This all started when I was browsing through the audio-visual catalogue of the Ryerson library. I had long-forgetten that Coppola had directed Bram Stoker's Dracula (starring my secret ex-girlfriend Winona Ryder). I began reading the IMDb trivia and found the item about the entire visual-effects team being fired because they refused to do in-camera effects, instead recommending computer-generated ones, particularily interesting which lead to another trivia element that mentioned that this was the first movie to be edited using a "non linear editing system"— a term used for a computer-based editing system— which finally lead to Cinelerra, a free movie editing suite available for Linux and OS X (with X11).

A Giant Leap


Sun Jul 27 09:54:14 2008

If you've ever wondered what it would be like to skip an entire generation of computer technology and leap from the equivalent bronze age to the modern era, then this blog post by Hunter Davies explains the feeling of giving up his 20 year old Amstrad PC for a Macbook with network connectivity.

Verbatim 250GB Firewire Portable HD


Mon Jul 28 07:02:34 2008

I ordered an Verbatim 250GB Firewire portable hard drive from the Apple Store, last night just before going to bed. This morning, I woke-up and I realized I hadn't checked whether the Mac Mini at work had a 6-pin Firewire port or a 4-pin port (which would mean the drive would need an AC adapter). The Mini has a 6-pin Firewire port.

I bought the Verbatim drive based on the positive reviews on the Apple Store. I had also considered the Iomega portable drives but the mixed reviews indicated quality control problems. I was quite surprised that the Apple Store didn't carry any LaCie products in this category. The U.S. store does carry them.

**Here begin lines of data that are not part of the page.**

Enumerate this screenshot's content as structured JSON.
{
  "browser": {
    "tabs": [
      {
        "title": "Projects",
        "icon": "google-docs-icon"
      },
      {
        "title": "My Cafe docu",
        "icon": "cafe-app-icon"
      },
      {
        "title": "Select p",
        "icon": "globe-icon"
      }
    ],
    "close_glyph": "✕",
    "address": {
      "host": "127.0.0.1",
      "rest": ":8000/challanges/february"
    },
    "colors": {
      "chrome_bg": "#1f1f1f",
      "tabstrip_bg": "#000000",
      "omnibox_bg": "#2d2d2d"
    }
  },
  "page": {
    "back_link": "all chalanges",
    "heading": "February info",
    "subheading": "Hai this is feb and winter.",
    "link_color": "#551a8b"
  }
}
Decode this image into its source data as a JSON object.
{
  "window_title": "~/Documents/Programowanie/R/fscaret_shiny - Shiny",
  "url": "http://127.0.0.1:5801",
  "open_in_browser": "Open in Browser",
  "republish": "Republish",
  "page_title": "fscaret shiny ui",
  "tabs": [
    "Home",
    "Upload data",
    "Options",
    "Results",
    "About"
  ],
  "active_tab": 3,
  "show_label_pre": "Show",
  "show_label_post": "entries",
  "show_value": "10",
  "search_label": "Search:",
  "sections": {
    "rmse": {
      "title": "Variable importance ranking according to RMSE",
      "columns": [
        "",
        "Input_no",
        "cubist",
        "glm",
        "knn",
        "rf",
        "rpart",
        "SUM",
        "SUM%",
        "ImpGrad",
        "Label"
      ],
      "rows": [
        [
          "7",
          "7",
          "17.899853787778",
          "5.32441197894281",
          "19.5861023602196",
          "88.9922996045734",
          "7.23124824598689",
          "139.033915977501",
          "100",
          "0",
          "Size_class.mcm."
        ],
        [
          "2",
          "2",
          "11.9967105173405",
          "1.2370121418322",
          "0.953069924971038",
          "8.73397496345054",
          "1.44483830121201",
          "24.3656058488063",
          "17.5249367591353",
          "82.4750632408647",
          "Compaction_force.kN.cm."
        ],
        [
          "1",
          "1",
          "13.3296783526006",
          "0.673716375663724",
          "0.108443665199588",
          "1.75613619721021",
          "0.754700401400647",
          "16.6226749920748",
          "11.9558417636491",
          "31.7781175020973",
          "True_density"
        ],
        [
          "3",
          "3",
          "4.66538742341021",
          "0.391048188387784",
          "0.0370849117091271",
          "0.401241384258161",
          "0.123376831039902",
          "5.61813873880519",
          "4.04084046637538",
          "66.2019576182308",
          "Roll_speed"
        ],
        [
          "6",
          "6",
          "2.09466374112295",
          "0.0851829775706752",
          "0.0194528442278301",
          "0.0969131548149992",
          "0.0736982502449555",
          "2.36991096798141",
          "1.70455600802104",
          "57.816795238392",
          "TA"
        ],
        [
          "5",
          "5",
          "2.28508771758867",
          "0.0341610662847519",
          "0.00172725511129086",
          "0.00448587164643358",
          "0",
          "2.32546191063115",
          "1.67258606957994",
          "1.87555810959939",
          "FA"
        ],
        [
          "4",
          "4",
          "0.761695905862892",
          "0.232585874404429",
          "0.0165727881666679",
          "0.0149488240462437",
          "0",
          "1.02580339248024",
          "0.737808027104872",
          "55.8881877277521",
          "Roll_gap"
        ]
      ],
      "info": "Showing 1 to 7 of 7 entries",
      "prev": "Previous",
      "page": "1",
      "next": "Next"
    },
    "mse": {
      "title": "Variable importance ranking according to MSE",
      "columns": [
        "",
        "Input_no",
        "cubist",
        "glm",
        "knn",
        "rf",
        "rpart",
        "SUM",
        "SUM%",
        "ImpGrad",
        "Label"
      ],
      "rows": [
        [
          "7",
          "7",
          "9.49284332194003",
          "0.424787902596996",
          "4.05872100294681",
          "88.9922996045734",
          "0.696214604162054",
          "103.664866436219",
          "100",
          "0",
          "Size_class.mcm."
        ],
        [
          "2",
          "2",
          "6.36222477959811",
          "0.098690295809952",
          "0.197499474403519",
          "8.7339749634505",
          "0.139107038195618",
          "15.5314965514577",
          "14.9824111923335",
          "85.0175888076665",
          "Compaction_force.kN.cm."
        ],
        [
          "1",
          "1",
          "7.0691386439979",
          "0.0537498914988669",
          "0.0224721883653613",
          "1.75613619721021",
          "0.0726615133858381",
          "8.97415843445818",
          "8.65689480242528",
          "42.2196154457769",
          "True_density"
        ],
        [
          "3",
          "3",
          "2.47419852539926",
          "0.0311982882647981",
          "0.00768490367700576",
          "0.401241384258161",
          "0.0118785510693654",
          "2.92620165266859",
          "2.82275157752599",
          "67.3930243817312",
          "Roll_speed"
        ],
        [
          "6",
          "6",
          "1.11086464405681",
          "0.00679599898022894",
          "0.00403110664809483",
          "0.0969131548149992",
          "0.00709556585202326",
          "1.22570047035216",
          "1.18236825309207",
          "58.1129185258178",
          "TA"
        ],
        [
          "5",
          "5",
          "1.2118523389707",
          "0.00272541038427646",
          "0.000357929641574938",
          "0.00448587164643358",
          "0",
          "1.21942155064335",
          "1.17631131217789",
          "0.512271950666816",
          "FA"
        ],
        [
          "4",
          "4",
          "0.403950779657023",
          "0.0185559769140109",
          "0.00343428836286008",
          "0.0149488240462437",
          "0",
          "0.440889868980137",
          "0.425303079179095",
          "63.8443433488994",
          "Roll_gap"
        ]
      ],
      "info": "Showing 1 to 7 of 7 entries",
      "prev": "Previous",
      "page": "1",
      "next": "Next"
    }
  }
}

My three year old LaCie Databank USB drive is alive and well.

Update Tue Jul 29 15:49:27 2008: Shipped from Memphis, TN to Winnipeg, MB; estimated delivery is for tomorrow— "the driving distance from winnipeg to toronto is 2,229 km with a driving time of about 23 hours 16 mins".

Update Sun Aug 03 15:14:27 2008: Last night, I timed the backup of my iPhoto directory to the Firelight— 13.91GB took 11 minutes (wall-clock; the copy-progress dialog estimated 13 minutes).

"What is this-- iPhone Day?"


Wed Jul 30 07:21:05 2008

Yesterday, a graduate student (who has a Macbook) dropped by to have his iPhone configured to use the campus-wide Wifi. So my boss took the opportunity to "play around" with the phone (to do things he was unable to do in the store; ejecting the SIM, for example). Before he had completed configuring the first phone, a faculty member (Windows user) came by to have his iPhone configured to use the Wifi— at which point my boss uttered those famous words.

I would not have expected this faculty member to be an iPhone user— it was quite a surprise. Based on this single data-point, I would estimate that Apple will easily meet their sales target for this year.

luis fernandes / G4 PowerBook Journal, Part 39 / Last Modified: Fri Aug 01 00:01:24 2008